Output the listing below, keeping each line exactly as it stands.
----- DATA SHOWN -----
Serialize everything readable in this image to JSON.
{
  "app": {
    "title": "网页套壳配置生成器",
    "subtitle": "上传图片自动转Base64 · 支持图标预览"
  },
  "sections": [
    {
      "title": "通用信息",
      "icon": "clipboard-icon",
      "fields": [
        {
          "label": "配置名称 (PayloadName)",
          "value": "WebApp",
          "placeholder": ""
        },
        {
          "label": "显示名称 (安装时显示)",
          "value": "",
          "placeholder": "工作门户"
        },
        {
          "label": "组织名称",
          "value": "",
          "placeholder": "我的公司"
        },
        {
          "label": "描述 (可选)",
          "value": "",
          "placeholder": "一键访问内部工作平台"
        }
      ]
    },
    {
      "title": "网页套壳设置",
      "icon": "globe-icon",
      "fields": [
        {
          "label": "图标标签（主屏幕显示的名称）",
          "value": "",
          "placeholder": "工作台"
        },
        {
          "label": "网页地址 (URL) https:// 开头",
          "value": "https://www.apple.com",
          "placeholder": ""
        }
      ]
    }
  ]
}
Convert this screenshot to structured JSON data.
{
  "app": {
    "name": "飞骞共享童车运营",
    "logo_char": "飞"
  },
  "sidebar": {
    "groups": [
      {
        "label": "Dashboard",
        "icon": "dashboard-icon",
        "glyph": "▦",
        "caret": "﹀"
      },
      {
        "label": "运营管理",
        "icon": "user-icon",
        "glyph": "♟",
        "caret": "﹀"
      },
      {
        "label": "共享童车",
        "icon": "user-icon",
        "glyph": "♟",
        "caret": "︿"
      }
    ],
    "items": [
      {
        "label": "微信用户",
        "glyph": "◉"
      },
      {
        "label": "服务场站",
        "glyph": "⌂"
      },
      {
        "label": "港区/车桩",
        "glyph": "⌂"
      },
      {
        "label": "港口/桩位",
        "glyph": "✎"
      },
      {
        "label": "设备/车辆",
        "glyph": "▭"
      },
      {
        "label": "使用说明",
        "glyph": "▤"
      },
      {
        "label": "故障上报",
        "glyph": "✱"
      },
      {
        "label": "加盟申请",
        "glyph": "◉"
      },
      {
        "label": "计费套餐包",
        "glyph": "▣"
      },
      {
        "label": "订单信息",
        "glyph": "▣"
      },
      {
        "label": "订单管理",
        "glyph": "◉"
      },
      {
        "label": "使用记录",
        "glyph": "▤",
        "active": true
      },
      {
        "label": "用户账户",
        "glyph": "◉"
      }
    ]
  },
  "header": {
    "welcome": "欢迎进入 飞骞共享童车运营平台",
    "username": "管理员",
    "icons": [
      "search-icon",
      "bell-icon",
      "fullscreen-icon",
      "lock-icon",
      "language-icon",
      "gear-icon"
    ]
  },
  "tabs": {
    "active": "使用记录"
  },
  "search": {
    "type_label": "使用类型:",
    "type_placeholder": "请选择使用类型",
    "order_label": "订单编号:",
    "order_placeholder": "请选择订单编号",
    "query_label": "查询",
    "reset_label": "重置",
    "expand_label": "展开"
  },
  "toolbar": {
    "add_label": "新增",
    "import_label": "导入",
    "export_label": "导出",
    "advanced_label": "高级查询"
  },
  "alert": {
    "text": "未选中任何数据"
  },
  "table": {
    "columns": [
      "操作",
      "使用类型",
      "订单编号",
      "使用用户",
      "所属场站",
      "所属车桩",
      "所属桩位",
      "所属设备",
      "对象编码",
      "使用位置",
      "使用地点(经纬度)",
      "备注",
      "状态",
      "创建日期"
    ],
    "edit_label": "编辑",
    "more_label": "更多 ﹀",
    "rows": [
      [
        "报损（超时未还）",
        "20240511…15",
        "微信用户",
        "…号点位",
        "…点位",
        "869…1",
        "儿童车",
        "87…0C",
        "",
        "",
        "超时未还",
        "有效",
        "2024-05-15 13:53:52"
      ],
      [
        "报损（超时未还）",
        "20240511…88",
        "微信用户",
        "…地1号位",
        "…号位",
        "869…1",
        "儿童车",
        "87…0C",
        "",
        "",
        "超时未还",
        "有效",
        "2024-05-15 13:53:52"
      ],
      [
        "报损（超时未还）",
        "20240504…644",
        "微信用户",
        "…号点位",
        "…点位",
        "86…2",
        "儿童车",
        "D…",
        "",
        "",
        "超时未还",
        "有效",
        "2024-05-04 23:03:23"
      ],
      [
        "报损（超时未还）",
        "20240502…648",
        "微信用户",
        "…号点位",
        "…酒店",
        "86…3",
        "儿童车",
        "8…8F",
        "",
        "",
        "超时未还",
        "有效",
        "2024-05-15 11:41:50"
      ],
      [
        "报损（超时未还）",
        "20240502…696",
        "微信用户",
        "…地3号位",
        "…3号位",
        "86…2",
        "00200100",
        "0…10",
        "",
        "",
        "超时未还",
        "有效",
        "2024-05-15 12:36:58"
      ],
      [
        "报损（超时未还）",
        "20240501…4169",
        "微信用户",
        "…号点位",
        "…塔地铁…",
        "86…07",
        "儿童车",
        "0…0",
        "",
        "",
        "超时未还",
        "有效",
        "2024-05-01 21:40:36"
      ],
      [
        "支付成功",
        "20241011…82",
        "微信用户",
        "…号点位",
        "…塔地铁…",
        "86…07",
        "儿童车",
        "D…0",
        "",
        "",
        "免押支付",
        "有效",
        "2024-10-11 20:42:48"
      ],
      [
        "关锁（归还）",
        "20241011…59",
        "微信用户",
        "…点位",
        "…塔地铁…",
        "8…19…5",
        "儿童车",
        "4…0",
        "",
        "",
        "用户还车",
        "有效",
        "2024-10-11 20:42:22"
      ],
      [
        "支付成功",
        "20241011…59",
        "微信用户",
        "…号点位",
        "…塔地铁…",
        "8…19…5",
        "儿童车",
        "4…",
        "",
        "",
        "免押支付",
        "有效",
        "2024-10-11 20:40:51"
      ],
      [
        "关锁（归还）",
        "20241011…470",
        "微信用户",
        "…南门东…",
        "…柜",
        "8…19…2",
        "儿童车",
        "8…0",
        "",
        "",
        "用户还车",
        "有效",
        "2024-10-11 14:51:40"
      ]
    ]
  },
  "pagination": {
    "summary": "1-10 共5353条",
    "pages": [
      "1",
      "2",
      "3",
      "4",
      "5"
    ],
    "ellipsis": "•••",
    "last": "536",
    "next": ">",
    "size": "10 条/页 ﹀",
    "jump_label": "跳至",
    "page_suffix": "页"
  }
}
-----
* YOUR RESPONSE *
Serialize everything readable in this image to JSON.
{
  "app": {
    "title": "网页套壳配置生成器",
    "subtitle": "上传图片自动转Base64 · 支持图标预览"
  },
  "sections": [
    {
      "title": "通用信息",
      "icon": "clipboard-icon",
      "fields": [
        {
          "label": "配置名称 (PayloadName)",
          "value": "WebApp",
          "placeholder": ""
        },
        {
          "label": "显示名称 (安装时显示)",
          "value": "",
          "placeholder": "工作门户"
        },
        {
          "label": "组织名称",
          "value": "",
          "placeholder": "我的公司"
        },
        {
          "label": "描述 (可选)",
          "value": "",
          "placeholder": "一键访问内部工作平台"
        }
      ]
    },
    {
      "title": "网页套壳设置",
      "icon": "globe-icon",
      "fields": [
        {
          "label": "图标标签（主屏幕显示的名称）",
          "value": "",
          "placeholder": "工作台"
        },
        {
          "label": "网页地址 (URL) https:// 开头",
          "value": "https://www.apple.com",
          "placeholder": ""
        }
      ]
    }
  ]
}
Convert this screenshot to structured JSON data.
{
  "app": {
    "name": "飞骞共享童车运营",
    "logo_char": "飞"
  },
  "sidebar": {
    "groups": [
      {
        "label": "Dashboard",
        "icon": "dashboard-icon",
        "glyph": "▦",
        "caret": "﹀"
      },
      {
        "label": "运营管理",
        "icon": "user-icon",
        "glyph": "♟",
        "caret": "﹀"
      },
      {
        "label": "共享童车",
        "icon": "user-icon",
        "glyph": "♟",
        "caret": "︿"
      }
    ],
    "items": [
      {
        "label": "微信用户",
        "glyph": "◉"
      },
      {
        "label": "服务场站",
        "glyph": "⌂"
      },
      {
        "label": "港区/车桩",
        "glyph": "⌂"
      },
      {
        "label": "港口/桩位",
        "glyph": "✎"
      },
      {
        "label": "设备/车辆",
        "glyph": "▭"
      },
      {
        "label": "使用说明",
        "glyph": "▤"
      },
      {
        "label": "故障上报",
        "glyph": "✱"
      },
      {
        "label": "加盟申请",
        "glyph": "◉"
      },
      {
        "label": "计费套餐包",
        "glyph": "▣"
      },
      {
        "label": "订单信息",
        "glyph": "▣"
      },
      {
        "label": "订单管理",
        "glyph": "◉"
      },
      {
        "label": "使用记录",
        "glyph": "▤",
        "active": true
      },
      {
        "label": "用户账户",
        "glyph": "◉"
      }
    ]
  },
  "header": {
    "welcome": "欢迎进入 飞骞共享童车运营平台",
    "username": "管理员",
    "icons": [
      "search-icon",
      "bell-icon",
      "fullscreen-icon",
      "lock-icon",
      "language-icon",
      "gear-icon"
    ]
  },
  "tabs": {
    "active": "使用记录"
  },
  "search": {
    "type_label": "使用类型:",
    "type_placeholder": "请选择使用类型",
    "order_label": "订单编号:",
    "order_placeholder": "请选择订单编号",
    "query_label": "查询",
    "reset_label": "重置",
    "expand_label": "展开"
  },
  "toolbar": {
    "add_label": "新增",
    "import_label": "导入",
    "export_label": "导出",
    "advanced_label": "高级查询"
  },
  "alert": {
    "text": "未选中任何数据"
  },
  "table": {
    "columns": [
      "操作",
      "使用类型",
      "订单编号",
      "使用用户",
      "所属场站",
      "所属车桩",
      "所属桩位",
      "所属设备",
      "对象编码",
      "使用位置",
      "使用地点(经纬度)",
      "备注",
      "状态",
      "创建日期"
    ],
    "edit_label": "编辑",
    "more_label": "更多 ﹀",
    "rows": [
      [
        "报损（超时未还）",
        "20240511…15",
        "微信用户",
        "…号点位",
        "…点位",
        "869…1",
        "儿童车",
        "87…0C",
        "",
        "",
        "超时未还",
        "有效",
        "2024-05-15 13:53:52"
      ],
      [
        "报损（超时未还）",
        "20240511…88",
        "微信用户",
        "…地1号位",
        "…号位",
        "869…1",
        "儿童车",
        "87…0C",
        "",
        "",
        "超时未还",
        "有效",
        "2024-05-15 13:53:52"
      ],
      [
        "报损（超时未还）",
        "20240504…644",
        "微信用户",
        "…号点位",
        "…点位",
        "86…2",
        "儿童车",
        "D…",
        "",
        "",
        "超时未还",
        "有效",
        "2024-05-04 23:03:23"
      ],
      [
        "报损（超时未还）",
        "20240502…648",
        "微信用户",
        "…号点位",
        "…酒店",
        "86…3",
        "儿童车",
        "8…8F",
        "",
        "",
        "超时未还",
        "有效",
        "2024-05-15 11:41:50"
      ],
      [
        "报损（超时未还）",
        "20240502…696",
        "微信用户",
        "…地3号位",
        "…3号位",
        "86…2",
        "00200100",
        "0…10",
        "",
        "",
        "超时未还",
        "有效",
        "2024-05-15 12:36:58"
      ],
      [
        "报损（超时未还）",
        "20240501…4169",
        "微信用户",
        "…号点位",
        "…塔地铁…",
        "86…07",
        "儿童车",
        "0…0",
        "",
        "",
        "超时未还",
        "有效",
        "2024-05-01 21:40:36"
      ],
      [
        "支付成功",
        "20241011…82",
        "微信用户",
        "…号点位",
        "…塔地铁…",
        "86…07",
        "儿童车",
        "D…0",
        "",
        "",
        "免押支付",
        "有效",
        "2024-10-11 20:42:48"
      ],
      [
        "关锁（归还）",
        "20241011…59",
        "微信用户",
        "…点位",
        "…塔地铁…",
        "8…19…5",
        "儿童车",
        "4…0",
        "",
        "",
        "用户还车",
        "有效",
        "2024-10-11 20:42:22"
      ],
      [
        "支付成功",
        "20241011…59",
        "微信用户",
        "…号点位",
        "…塔地铁…",
        "8…19…5",
        "儿童车",
        "4…",
        "",
        "",
        "免押支付",
        "有效",
        "2024-10-11 20:40:51"
      ],
      [
        "关锁（归还）",
        "20241011…470",
        "微信用户",
        "…南门东…",
        "…柜",
        "8…19…2",
        "儿童车",
        "8…0",
        "",
        "",
        "用户还车",
        "有效",
        "2024-10-11 14:51:40"
      ]
    ]
  },
  "pagination": {
    "summary": "1-10 共5353条",
    "pages": [
      "1",
      "2",
      "3",
      "4",
      "5"
    ],
    "ellipsis": "•••",
    "last": "536",
    "next": ">",
    "size": "10 条/页 ﹀",
    "jump_label": "跳至",
    "page_suffix": "页"
  }
}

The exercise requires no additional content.